If a line in the data holds the string "Recycle", list it.

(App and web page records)
..............................
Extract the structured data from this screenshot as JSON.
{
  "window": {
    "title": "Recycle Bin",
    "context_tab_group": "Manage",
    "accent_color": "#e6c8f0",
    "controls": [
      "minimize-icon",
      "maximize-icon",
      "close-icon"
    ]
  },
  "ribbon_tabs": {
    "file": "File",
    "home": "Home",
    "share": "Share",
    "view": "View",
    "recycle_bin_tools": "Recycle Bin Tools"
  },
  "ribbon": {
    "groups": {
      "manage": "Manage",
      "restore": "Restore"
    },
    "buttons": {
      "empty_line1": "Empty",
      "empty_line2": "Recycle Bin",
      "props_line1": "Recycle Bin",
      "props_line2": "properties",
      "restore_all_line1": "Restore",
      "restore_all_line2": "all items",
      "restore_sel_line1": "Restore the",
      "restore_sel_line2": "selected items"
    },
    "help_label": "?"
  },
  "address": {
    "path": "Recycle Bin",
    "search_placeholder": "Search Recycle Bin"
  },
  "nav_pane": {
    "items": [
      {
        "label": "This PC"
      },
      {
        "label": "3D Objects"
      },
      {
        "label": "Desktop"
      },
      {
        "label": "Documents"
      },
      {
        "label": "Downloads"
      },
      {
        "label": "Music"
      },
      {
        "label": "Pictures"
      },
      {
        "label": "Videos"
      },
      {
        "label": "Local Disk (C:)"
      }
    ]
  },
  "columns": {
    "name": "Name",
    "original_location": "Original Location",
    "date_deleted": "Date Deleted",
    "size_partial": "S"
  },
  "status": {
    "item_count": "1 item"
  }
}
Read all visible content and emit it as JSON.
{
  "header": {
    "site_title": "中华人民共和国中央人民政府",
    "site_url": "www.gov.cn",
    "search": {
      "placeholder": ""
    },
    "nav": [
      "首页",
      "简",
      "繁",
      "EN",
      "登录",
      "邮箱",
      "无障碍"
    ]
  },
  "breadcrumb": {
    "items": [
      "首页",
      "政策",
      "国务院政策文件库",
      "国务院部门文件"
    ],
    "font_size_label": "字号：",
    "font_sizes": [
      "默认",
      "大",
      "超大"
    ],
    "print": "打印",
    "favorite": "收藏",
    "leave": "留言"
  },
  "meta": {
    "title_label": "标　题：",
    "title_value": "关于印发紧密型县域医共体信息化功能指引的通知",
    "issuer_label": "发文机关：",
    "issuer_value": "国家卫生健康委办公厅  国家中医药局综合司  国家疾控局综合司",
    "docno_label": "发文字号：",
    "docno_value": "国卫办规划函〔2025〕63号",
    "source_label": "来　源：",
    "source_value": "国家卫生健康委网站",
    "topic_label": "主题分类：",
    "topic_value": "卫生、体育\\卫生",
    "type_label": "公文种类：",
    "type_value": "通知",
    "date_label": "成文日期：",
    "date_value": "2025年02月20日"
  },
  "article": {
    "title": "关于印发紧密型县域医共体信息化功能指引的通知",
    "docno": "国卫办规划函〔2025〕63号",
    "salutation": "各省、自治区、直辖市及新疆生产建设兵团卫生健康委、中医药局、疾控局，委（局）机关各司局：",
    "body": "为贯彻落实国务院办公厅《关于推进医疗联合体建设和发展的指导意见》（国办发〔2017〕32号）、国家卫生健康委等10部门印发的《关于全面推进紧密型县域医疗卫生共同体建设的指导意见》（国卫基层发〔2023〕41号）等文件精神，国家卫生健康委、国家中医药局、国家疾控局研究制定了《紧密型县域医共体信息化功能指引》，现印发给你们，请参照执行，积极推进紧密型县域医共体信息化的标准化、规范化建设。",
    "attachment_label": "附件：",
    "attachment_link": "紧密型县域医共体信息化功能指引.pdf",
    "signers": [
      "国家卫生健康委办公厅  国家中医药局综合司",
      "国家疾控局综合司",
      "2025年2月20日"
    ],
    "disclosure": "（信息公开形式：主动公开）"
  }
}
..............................
▶ EXPECTED OUTPUT:
    "title": "Recycle Bin",
    "recycle_bin_tools": "Recycle Bin Tools"
      "empty_line2": "Recycle Bin",
      "props_line1": "Recycle Bin",
    "path": "Recycle Bin",
    "search_placeholder": "Search Recycle Bin"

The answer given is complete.